### TASK REQUIREMENTS:
Count how many lines in the entries below hold the string "mini", and respond with that number only.

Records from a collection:
———

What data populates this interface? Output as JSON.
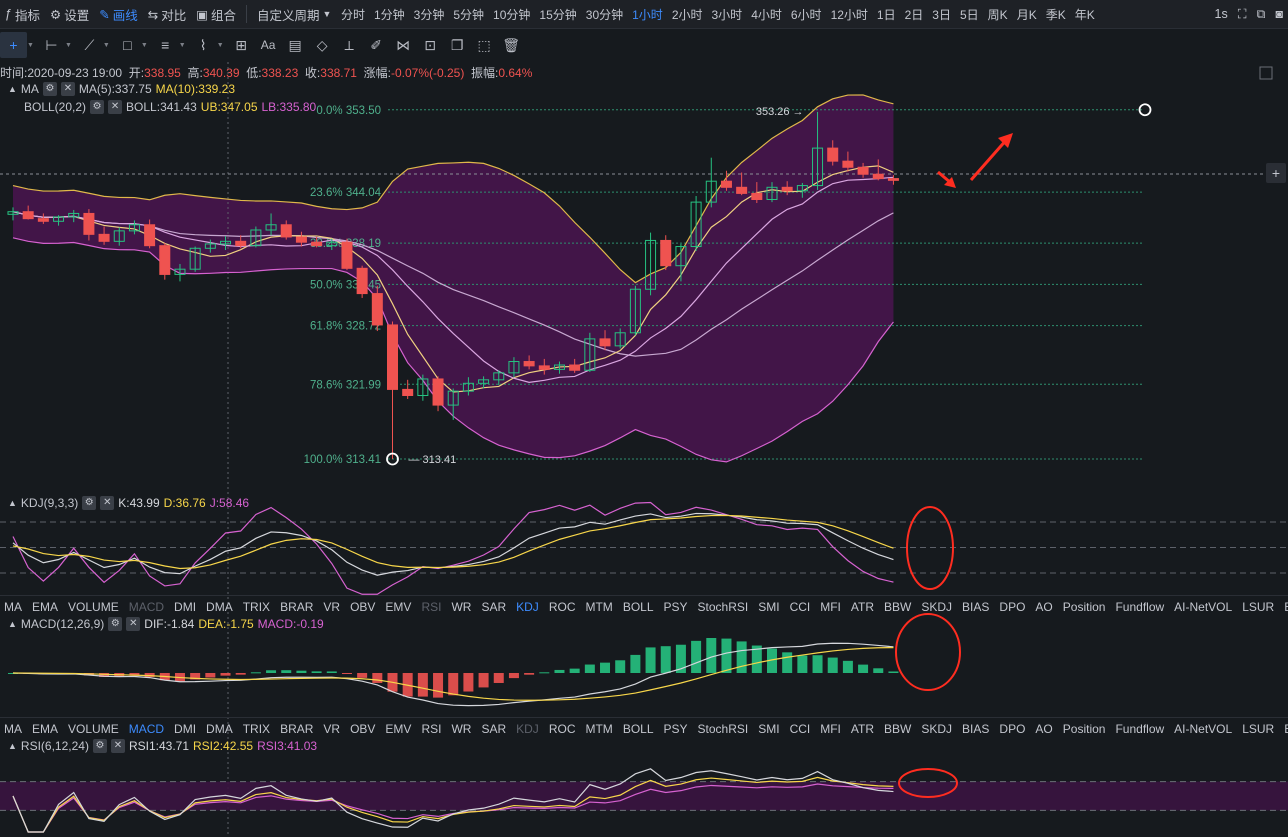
{
  "topbar": {
    "left": [
      {
        "icon": "indicator-icon",
        "label": "指标"
      },
      {
        "icon": "settings-icon",
        "label": "设置"
      },
      {
        "icon": "pen-icon",
        "label": "画线",
        "active": true
      },
      {
        "icon": "compare-icon",
        "label": "对比"
      },
      {
        "icon": "combine-icon",
        "label": "组合"
      }
    ],
    "custom_period": "自定义周期",
    "periods": [
      "分时",
      "1分钟",
      "3分钟",
      "5分钟",
      "10分钟",
      "15分钟",
      "30分钟",
      "1小时",
      "2小时",
      "3小时",
      "4小时",
      "6小时",
      "12小时",
      "1日",
      "2日",
      "3日",
      "5日",
      "周K",
      "月K",
      "季K",
      "年K"
    ],
    "active_period": "1小时",
    "right_label": "1s"
  },
  "toolbar2": {
    "tools": [
      "crosshair-icon",
      "horizontal-line-icon",
      "trend-line-icon",
      "rectangle-icon",
      "parallel-channel-icon",
      "wave-icon",
      "grid-icon",
      "text-icon",
      "fib-icon",
      "eraser-icon",
      "ruler-icon",
      "brush-icon",
      "pattern-icon",
      "lock-icon",
      "copy-icon",
      "screenshot-icon",
      "delete-icon"
    ],
    "text_tool_label": "Aa"
  },
  "ohlc": {
    "time_label": "时间:",
    "time": "2020-09-23 19:00",
    "open_label": "开:",
    "open": "338.95",
    "high_label": "高:",
    "high": "340.39",
    "low_label": "低:",
    "low": "338.23",
    "close_label": "收:",
    "close": "338.71",
    "change_label": "涨幅:",
    "change": "-0.07%(-0.25)",
    "amp_label": "振幅:",
    "amp": "0.64%"
  },
  "ma_legend": {
    "name": "MA",
    "ma5": "MA(5):337.75",
    "ma10": "MA(10):339.23"
  },
  "boll_legend": {
    "name": "BOLL(20,2)",
    "boll": "BOLL:341.43",
    "ub": "UB:347.05",
    "lb": "LB:335.80"
  },
  "fib_levels": [
    {
      "label": "0.0% 353.50",
      "price": 353.5
    },
    {
      "label": "23.6% 344.04",
      "price": 344.04
    },
    {
      "label": "38.2% 338.19",
      "price": 338.19
    },
    {
      "label": "50.0% 333.45",
      "price": 333.45
    },
    {
      "label": "61.8% 328.72",
      "price": 328.72
    },
    {
      "label": "78.6% 321.99",
      "price": 321.99
    },
    {
      "label": "100.0% 313.41",
      "price": 313.41
    }
  ],
  "price_marks": {
    "high": "353.26",
    "low": "313.41"
  },
  "kdj_legend": {
    "name": "KDJ(9,3,3)",
    "k": "K:43.99",
    "d": "D:36.76",
    "j": "J:58.46"
  },
  "macd_legend": {
    "name": "MACD(12,26,9)",
    "dif": "DIF:-1.84",
    "dea": "DEA:-1.75",
    "macd": "MACD:-0.19"
  },
  "rsi_legend": {
    "name": "RSI(6,12,24)",
    "rsi1": "RSI1:43.71",
    "rsi2": "RSI2:42.55",
    "rsi3": "RSI3:41.03"
  },
  "indicator_tabs": [
    "MA",
    "EMA",
    "VOLUME",
    "MACD",
    "DMI",
    "DMA",
    "TRIX",
    "BRAR",
    "VR",
    "OBV",
    "EMV",
    "RSI",
    "WR",
    "SAR",
    "KDJ",
    "ROC",
    "MTM",
    "BOLL",
    "PSY",
    "StochRSI",
    "SMI",
    "CCI",
    "MFI",
    "ATR",
    "BBW",
    "SKDJ",
    "BIAS",
    "DPO",
    "AO",
    "Position",
    "Fundflow",
    "AI-NetVOL",
    "LSUR",
    "BASIS"
  ],
  "indicator_bar_1": {
    "active": "KDJ",
    "dim": [
      "MACD",
      "RSI"
    ]
  },
  "indicator_bar_2": {
    "active": "MACD",
    "dim": [
      "KDJ"
    ]
  },
  "colors": {
    "up": "#26c281",
    "down": "#ef5350",
    "ma5": "#f7d64a",
    "ma10": "#d662d0",
    "boll_fill": "#4a1550",
    "accent": "#3d8bfd"
  },
  "chart_data": {
    "type": "candlestick",
    "ylim": [
      311,
      356
    ],
    "candles": [
      [
        341.5,
        342.3,
        340.8,
        341.8
      ],
      [
        341.8,
        342.5,
        340.9,
        341.0
      ],
      [
        341.0,
        341.6,
        340.4,
        340.7
      ],
      [
        340.7,
        341.4,
        340.2,
        341.2
      ],
      [
        341.2,
        342.0,
        340.6,
        341.6
      ],
      [
        341.6,
        342.1,
        338.5,
        339.2
      ],
      [
        339.2,
        340.1,
        338.0,
        338.4
      ],
      [
        338.4,
        340.0,
        337.9,
        339.6
      ],
      [
        339.6,
        340.8,
        339.2,
        340.3
      ],
      [
        340.3,
        340.9,
        337.6,
        337.9
      ],
      [
        337.9,
        338.2,
        334.0,
        334.6
      ],
      [
        334.6,
        335.8,
        333.8,
        335.2
      ],
      [
        335.2,
        337.8,
        334.9,
        337.6
      ],
      [
        337.6,
        338.6,
        337.1,
        338.1
      ],
      [
        338.1,
        339.0,
        337.4,
        338.4
      ],
      [
        338.4,
        339.1,
        337.6,
        337.9
      ],
      [
        337.9,
        340.1,
        337.7,
        339.7
      ],
      [
        339.7,
        341.6,
        339.1,
        340.3
      ],
      [
        340.3,
        340.8,
        338.6,
        338.9
      ],
      [
        338.9,
        339.5,
        337.8,
        338.3
      ],
      [
        338.3,
        338.9,
        337.7,
        337.9
      ],
      [
        337.9,
        338.7,
        337.4,
        338.3
      ],
      [
        338.3,
        338.7,
        335.1,
        335.3
      ],
      [
        335.3,
        335.6,
        331.9,
        332.4
      ],
      [
        332.4,
        333.3,
        328.1,
        328.8
      ],
      [
        328.8,
        329.2,
        313.41,
        321.4
      ],
      [
        321.4,
        322.5,
        320.3,
        320.7
      ],
      [
        320.7,
        323.1,
        320.1,
        322.6
      ],
      [
        322.6,
        322.9,
        318.9,
        319.6
      ],
      [
        319.6,
        321.5,
        317.9,
        321.2
      ],
      [
        321.2,
        322.8,
        320.7,
        322.1
      ],
      [
        322.1,
        322.9,
        321.5,
        322.5
      ],
      [
        322.5,
        323.6,
        321.9,
        323.3
      ],
      [
        323.3,
        325.1,
        322.8,
        324.6
      ],
      [
        324.6,
        325.3,
        323.7,
        324.1
      ],
      [
        324.1,
        324.9,
        323.1,
        323.7
      ],
      [
        323.7,
        324.6,
        323.2,
        324.2
      ],
      [
        324.2,
        324.9,
        323.3,
        323.6
      ],
      [
        323.6,
        327.9,
        323.4,
        327.2
      ],
      [
        327.2,
        328.2,
        325.9,
        326.4
      ],
      [
        326.4,
        328.4,
        326.1,
        327.9
      ],
      [
        327.9,
        333.3,
        327.6,
        332.9
      ],
      [
        332.9,
        339.4,
        332.2,
        338.5
      ],
      [
        338.5,
        339.1,
        335.1,
        335.6
      ],
      [
        335.6,
        338.1,
        333.8,
        337.8
      ],
      [
        337.8,
        343.6,
        337.3,
        342.9
      ],
      [
        342.9,
        348.0,
        342.3,
        345.3
      ],
      [
        345.3,
        346.5,
        344.2,
        344.6
      ],
      [
        344.6,
        346.3,
        343.7,
        343.9
      ],
      [
        343.9,
        345.2,
        342.8,
        343.2
      ],
      [
        343.2,
        345.2,
        342.9,
        344.6
      ],
      [
        344.6,
        345.3,
        343.7,
        344.2
      ],
      [
        344.2,
        345.1,
        343.4,
        344.8
      ],
      [
        344.8,
        353.26,
        344.3,
        349.1
      ],
      [
        349.1,
        350.0,
        347.1,
        347.6
      ],
      [
        347.6,
        348.7,
        346.4,
        346.9
      ],
      [
        346.9,
        347.4,
        345.7,
        346.1
      ],
      [
        346.1,
        347.8,
        345.4,
        345.6
      ],
      [
        345.6,
        346.0,
        344.9,
        345.4
      ]
    ]
  }
}
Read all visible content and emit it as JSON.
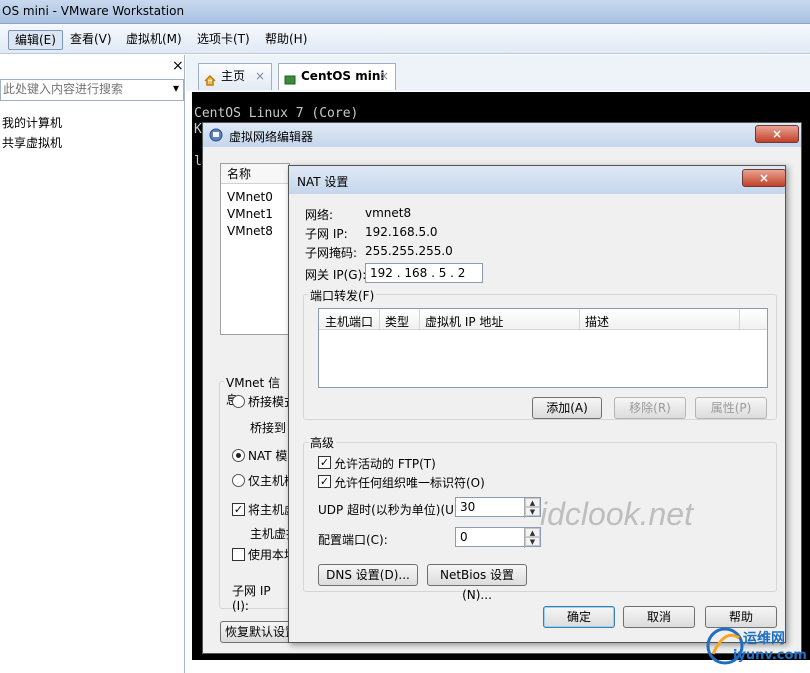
{
  "window": {
    "title": "OS mini - VMware Workstation"
  },
  "menubar": {
    "items": [
      "编辑(E)",
      "查看(V)",
      "虚拟机(M)",
      "选项卡(T)",
      "帮助(H)"
    ]
  },
  "left_panel": {
    "close": "×",
    "search_placeholder": "此处键入内容进行搜索",
    "dropdown": "▾",
    "items": [
      "我的计算机",
      "共享虚拟机"
    ]
  },
  "tabs": [
    {
      "label": "主页",
      "close": "×"
    },
    {
      "label": "CentOS mini",
      "close": "×"
    }
  ],
  "terminal": {
    "lines": [
      "CentOS Linux 7 (Core)",
      "K",
      "l"
    ]
  },
  "vne": {
    "title": "虚拟网络编辑器",
    "close": "×",
    "columns": [
      "名称"
    ],
    "rows": [
      "VMnet0",
      "VMnet1",
      "VMnet8"
    ],
    "info_legend": "VMnet 信息",
    "bridge": "桥接模式",
    "bridge_to": "桥接到",
    "nat": "NAT 模式",
    "host_only": "仅主机模式",
    "connect_host": "将主机虚",
    "host_virtual": "主机虚拟",
    "use_local": "使用本地",
    "subnet_ip": "子网 IP (I):",
    "restore": "恢复默认设置"
  },
  "nat": {
    "title": "NAT 设置",
    "close": "×",
    "network_label": "网络:",
    "network_value": "vmnet8",
    "subnet_ip_label": "子网 IP:",
    "subnet_ip_value": "192.168.5.0",
    "subnet_mask_label": "子网掩码:",
    "subnet_mask_value": "255.255.255.0",
    "gateway_label": "网关 IP(G):",
    "gateway_value": "192 . 168 .  5  .  2",
    "port_forward_legend": "端口转发(F)",
    "pf_columns": [
      "主机端口",
      "类型",
      "虚拟机 IP 地址",
      "描述"
    ],
    "add_btn": "添加(A)",
    "remove_btn": "移除(R)",
    "props_btn": "属性(P)",
    "advanced_legend": "高级",
    "allow_ftp": "允许活动的 FTP(T)",
    "allow_oui": "允许任何组织唯一标识符(O)",
    "udp_label": "UDP 超时(以秒为单位)(U):",
    "udp_value": "30",
    "config_port_label": "配置端口(C):",
    "config_port_value": "0",
    "dns_btn": "DNS 设置(D)...",
    "netbios_btn": "NetBios 设置(N)...",
    "ok_btn": "确定",
    "cancel_btn": "取消",
    "help_btn": "帮助"
  },
  "watermark": {
    "text": "idclook.net",
    "logo_line1": "运维网",
    "logo_line2": "iyunv.com"
  }
}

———

### REPLY:
2